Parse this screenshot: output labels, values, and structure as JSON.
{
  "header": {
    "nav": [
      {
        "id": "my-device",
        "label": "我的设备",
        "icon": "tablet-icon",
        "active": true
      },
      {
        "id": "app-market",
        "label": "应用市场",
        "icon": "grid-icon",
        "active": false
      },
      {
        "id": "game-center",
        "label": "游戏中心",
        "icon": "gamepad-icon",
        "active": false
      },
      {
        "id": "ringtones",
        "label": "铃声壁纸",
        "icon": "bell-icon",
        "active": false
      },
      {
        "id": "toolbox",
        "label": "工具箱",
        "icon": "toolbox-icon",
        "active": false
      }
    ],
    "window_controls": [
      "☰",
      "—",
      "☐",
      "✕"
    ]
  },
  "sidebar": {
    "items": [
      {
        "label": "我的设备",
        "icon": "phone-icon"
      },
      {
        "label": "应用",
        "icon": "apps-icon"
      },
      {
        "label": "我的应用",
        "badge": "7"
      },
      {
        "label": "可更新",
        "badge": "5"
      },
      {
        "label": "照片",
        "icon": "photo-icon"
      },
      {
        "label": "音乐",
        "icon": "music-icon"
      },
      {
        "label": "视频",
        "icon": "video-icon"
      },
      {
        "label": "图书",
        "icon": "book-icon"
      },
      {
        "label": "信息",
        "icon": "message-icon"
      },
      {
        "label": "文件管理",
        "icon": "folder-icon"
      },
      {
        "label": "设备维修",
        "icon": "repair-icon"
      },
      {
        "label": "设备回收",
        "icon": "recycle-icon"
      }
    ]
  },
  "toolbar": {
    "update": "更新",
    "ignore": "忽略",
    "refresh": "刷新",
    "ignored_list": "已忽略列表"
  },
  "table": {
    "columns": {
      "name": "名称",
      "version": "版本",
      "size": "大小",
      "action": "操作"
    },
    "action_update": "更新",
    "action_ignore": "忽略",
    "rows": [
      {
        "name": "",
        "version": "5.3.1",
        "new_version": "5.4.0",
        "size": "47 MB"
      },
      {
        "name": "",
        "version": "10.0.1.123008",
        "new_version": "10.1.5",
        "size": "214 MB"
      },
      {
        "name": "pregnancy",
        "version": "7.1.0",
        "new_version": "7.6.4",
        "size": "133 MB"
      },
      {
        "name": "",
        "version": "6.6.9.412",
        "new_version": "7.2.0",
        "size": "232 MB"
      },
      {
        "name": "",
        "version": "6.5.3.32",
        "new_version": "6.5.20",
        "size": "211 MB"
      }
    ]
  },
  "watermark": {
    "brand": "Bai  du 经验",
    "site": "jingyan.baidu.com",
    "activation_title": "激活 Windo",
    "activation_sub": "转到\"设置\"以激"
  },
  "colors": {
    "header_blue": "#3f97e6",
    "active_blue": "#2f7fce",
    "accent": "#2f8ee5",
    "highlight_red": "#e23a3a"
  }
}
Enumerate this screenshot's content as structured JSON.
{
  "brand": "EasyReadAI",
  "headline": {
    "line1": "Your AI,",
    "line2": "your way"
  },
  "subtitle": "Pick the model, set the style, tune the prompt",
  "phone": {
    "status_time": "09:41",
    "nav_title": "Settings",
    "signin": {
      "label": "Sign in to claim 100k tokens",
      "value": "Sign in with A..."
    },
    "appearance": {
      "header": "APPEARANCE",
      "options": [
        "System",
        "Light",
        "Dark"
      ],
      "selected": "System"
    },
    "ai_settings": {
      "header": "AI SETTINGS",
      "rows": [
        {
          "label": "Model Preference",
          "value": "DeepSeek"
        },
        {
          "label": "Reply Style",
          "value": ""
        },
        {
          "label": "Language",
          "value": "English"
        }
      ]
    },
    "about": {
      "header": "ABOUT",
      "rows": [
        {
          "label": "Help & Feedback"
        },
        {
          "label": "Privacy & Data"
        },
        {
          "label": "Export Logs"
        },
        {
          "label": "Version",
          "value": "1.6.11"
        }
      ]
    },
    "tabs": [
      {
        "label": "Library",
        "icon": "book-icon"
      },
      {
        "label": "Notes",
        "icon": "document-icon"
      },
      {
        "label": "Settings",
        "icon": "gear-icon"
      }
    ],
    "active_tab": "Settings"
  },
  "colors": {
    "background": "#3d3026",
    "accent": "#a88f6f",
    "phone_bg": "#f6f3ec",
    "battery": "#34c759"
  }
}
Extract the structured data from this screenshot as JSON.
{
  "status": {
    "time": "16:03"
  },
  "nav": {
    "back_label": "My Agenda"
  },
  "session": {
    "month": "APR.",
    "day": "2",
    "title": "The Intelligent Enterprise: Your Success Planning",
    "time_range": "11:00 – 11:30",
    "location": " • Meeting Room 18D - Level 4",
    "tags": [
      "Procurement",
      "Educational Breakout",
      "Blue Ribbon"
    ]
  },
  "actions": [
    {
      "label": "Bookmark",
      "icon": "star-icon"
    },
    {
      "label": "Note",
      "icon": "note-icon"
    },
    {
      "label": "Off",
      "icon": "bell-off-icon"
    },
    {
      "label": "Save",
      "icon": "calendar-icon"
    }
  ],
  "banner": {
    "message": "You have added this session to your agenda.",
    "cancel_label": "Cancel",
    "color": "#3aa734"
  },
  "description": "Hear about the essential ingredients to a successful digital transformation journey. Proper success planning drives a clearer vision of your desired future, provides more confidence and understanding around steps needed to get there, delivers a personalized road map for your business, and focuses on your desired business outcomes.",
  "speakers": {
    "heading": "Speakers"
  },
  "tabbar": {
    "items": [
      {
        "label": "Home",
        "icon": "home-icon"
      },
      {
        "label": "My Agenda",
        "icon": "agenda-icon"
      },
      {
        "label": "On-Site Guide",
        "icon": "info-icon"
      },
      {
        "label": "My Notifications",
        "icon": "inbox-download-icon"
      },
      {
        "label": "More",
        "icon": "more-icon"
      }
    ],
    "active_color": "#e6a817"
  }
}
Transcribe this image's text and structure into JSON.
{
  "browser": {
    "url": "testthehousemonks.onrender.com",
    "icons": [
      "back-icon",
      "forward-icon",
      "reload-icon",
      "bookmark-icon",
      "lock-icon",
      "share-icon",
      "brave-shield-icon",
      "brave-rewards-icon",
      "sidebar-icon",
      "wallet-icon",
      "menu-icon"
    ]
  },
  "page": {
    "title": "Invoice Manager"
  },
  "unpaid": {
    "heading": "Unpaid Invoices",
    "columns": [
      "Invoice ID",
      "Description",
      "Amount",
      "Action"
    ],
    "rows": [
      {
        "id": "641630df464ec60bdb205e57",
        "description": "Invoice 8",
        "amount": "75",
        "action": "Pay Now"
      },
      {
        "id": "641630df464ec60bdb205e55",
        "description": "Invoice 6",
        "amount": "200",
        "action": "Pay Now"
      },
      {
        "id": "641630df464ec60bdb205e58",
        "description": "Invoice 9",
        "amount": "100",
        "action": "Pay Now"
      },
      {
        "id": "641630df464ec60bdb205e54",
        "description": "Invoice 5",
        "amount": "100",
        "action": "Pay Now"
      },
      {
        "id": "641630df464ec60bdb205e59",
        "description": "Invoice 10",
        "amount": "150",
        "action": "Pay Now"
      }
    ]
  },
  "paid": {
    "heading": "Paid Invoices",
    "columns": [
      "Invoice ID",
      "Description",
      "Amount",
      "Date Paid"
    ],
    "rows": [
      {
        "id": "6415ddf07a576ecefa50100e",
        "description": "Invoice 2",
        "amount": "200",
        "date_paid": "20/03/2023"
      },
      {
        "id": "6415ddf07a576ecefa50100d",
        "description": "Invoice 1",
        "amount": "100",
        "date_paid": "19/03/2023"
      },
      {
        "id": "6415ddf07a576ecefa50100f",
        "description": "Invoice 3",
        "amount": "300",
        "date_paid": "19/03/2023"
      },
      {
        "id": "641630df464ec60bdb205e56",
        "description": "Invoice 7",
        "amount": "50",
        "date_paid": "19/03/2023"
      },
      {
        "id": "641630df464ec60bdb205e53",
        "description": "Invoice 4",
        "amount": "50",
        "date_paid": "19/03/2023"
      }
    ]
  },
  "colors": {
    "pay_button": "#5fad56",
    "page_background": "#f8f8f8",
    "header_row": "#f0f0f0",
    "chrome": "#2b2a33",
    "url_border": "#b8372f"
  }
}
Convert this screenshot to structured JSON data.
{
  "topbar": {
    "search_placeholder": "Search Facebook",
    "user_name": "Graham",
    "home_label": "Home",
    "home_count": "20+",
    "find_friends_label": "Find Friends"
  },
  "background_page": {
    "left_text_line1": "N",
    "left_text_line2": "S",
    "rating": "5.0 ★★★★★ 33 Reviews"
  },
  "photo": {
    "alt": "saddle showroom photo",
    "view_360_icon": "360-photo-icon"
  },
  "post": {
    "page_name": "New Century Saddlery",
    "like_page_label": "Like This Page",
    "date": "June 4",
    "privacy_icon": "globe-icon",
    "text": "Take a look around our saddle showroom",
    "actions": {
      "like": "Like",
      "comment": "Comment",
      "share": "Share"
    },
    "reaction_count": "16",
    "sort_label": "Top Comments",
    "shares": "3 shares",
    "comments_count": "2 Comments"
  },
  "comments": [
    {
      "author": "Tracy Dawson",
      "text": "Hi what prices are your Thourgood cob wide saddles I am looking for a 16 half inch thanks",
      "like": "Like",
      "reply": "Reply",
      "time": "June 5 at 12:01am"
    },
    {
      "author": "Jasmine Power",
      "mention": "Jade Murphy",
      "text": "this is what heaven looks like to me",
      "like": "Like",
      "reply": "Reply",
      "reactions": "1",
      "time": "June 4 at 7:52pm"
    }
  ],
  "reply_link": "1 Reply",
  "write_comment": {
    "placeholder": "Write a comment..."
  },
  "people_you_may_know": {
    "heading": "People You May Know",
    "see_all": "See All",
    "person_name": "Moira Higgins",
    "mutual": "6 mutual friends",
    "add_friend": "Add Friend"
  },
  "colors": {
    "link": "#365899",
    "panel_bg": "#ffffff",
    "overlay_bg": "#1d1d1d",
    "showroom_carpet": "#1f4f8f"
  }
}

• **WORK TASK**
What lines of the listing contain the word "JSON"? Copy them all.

• **TASK OUTPUT**
Parse this screenshot: output labels, values, and structure as JSON.
Enumerate this screenshot's content as structured JSON.
Extract the structured data from this screenshot as JSON.
Transcribe this image's text and structure into JSON.
Convert this screenshot to structured JSON data.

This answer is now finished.